Vinyl sounds good. Digital formats obviously have no inherent noise floor, and can perfectly reproduce signals within the bounds of human hearing. Digital formats are incredibly good, and a lot of the things people like about analog formats tend to be because they perceive digital formats to be too good. But conceding that analog formats have technical limitations that digital formats solve, vinyl still sounds really good. Like the Compact Cassette, it’s a format for albums that I want to listen to start-to-finish. It’s a mindset. Cassettes are more portable, but the ritual involved in dropping the needle, the feeling of handling the record as an artifact… it all sets the mindset perfectly. I don’t think the ritual is quite as engaging as that of reel-to-reel, but the practicality of the format makes it truly S-tier.

I started really collecting vinyl when I was in high school, and while life changes made me take a few breaks, I never really stopped. My current collection is much different from what I scrounged up at secondhand shops when I was young, and much more personal. It’s a format that feels good, sounds good, and above all is just kind of magical.

Ultimately this is what my modern listening habits boil down to. My phone or DAP/MP3 player are a practical, functional day-to-day, carry-everywhere solution for listening to a lot of music accurately. CDs facilitate that. Vinyl and cassettes capture something else that’s still incredibly valuable to me on a day-to-day basis. More obscure formats like DCC and MiniDisc remain fascinating examples of cutting-edge digital technology. And while I never want to replace the foam on another 8-track again, even that format — miserable by modern standards — has a story to tell.

  1. I genuinely believe this, even for the D-tier choice. ↩︎
  2. …don’t ask how many Walkmans. ↩︎
  3. Beyond, you know, ‘pew! pew! laser!’ ↩︎
  4. My first iPod was not my first MP3 player.
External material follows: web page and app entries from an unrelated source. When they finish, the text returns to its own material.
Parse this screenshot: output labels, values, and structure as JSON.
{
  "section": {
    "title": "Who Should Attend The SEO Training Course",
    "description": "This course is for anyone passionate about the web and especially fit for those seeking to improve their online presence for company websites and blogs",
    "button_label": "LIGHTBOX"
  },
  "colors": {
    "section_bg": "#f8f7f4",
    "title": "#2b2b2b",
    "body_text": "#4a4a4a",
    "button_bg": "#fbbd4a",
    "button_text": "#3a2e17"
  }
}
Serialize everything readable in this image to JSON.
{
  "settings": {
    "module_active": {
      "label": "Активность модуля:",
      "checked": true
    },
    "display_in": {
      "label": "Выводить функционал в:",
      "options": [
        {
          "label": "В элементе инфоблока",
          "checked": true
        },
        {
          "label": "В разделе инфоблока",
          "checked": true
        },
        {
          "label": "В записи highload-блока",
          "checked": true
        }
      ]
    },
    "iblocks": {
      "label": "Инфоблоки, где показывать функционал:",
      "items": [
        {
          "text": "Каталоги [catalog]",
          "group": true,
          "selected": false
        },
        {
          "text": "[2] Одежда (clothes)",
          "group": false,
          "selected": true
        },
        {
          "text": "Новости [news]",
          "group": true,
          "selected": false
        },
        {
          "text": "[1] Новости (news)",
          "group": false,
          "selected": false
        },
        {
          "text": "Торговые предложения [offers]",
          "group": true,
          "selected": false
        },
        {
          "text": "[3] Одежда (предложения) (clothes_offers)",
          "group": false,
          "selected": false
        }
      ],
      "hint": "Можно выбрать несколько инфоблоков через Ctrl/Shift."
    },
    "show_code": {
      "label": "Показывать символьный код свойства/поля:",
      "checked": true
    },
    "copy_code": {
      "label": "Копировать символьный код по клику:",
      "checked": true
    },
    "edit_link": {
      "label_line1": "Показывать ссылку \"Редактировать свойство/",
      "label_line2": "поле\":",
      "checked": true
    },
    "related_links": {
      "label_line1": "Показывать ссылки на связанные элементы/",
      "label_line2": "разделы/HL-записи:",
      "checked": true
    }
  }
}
Many years before, I had a Diamond Rio. It was not particularly viable. ↩︎
  5. Plenty of obscure formats did come up, of course, like quadrophonic solutions and records that play backward, but for the most part your only real concern is 33.3 or 45 RPM. ↩︎